Disability advocates are divided over a Centers for Disease Control and Prevention proposal to add wandering to the menu of descriptors doctors can use to diagnose individuals with autism, intellectual disability and other conditions.
Under the proposal, which is up for public comment through April 1, wandering would be added to the diagnostic coding system that’s used by clinicians as a secondary classification that could be applied to individuals with developmental disabilities or other conditions.
But whether or not a person’s tendency to wander away from home or school should be considered a medical issue is proving contentious.
Advocates for the proposal say that creating a diagnostic code for wandering would increase awareness and force schools, clinicians and the community at large to address the issue.
“If we have a diagnosis people are going to take this a lot more seriously,” says Wendy Fournier, president of the National Autism Association, which is behind the push to establish a code for wandering. “It is not a child misbehaving.

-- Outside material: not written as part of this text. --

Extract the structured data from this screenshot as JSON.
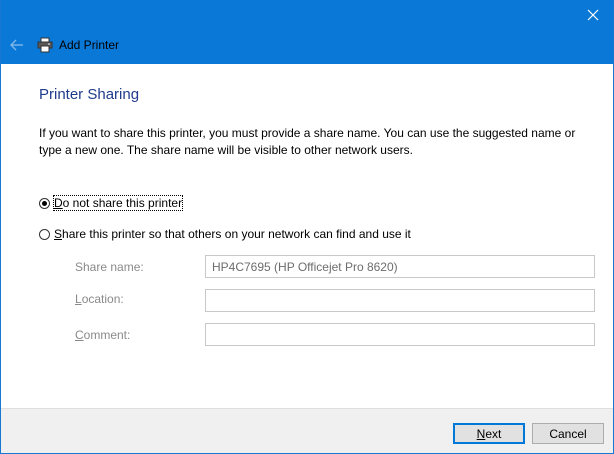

This is a child with a cognitive difference who does not understand danger.”
Fournier’s group is collaborating with Autism Speaks, the Autism Science Foundation, Talk About Curing Autism and a handful of other groups in support of the CDC proposal, which they argue will save lives.
Specifically, Fournier says a medical label for wandering could lead to insurance coverage of tracking devices which can help law enforcement locate missing persons.
Other advocates worry, however, that labeling wandering as a medical issue is misguided. Ari Ne’eman, president of the Autistic Self Advocacy Network, argues that there is no research to suggest that wandering is medical in nature rather than a behavior that should be addressed through a social support system.
“For a lot of people with significant impairments, trying to leave a situation can be one of the only ways for them to communicate that they are facing abuse or facing an overwhelming situation. If this is put into a medical context then thought may not be given to why,” says Ne’eman whose group is working with The Arc, TASH, the National Disability Rights Network and others to oppose the CDC plan.
Moreover, those opposed to the wandering code say such a label could end up justifying the use of restraint and seclusion.
It’s unclear exactly how big an issue wandering is. The only data collected comes from a small online survey that the National Autism Association conducted in 2007 which found that 92 percent of parents of children with autism said their child had wandered at least once.
CDC officials say that gaining a clearer picture of who’s affected by wandering is one reason to move forward with the wandering code.
“Use of the code in medical records can allow far better collection of data about the prevalence, risks and results of wandering,” says Coleen Boyle, acting director of the National Center on Birth Defects and Developmental Disabilities at the CDC. “Up to this point, information about these issues is largely anecdotal.”
Boyle says her agency rushed to include the wandering proposal in the current round of additions to its International Classification of Diseases, or ICD-9-CM, after the issue was first raised during an Interagency Autism Coordinating Committee, or IACC, meeting last October. Otherwise, there would not have been an opportunity until 2014, she says.
Once the public comment period concludes in early April, the proposal will undergo further review by a committee with representatives from several federal agencies that oversees the diagnostic code and, if approved, could be implemented as early as October.
In the meantime, the IACC is also calling for more steps to be taken on wandering. In a letter sent last month to Health and Human Services Secretary Kathleen Sebelius, the committee recommended researching the issue, developing prevention programs and creating an Amber Alert-type system for those with special needs who wander in addition to establishing a medical code.
Correction: This article has been modified to reflect that the diagnostic code is widely used by clinicians and is overseen by a federal committee made up of representatives from multiple government agencies.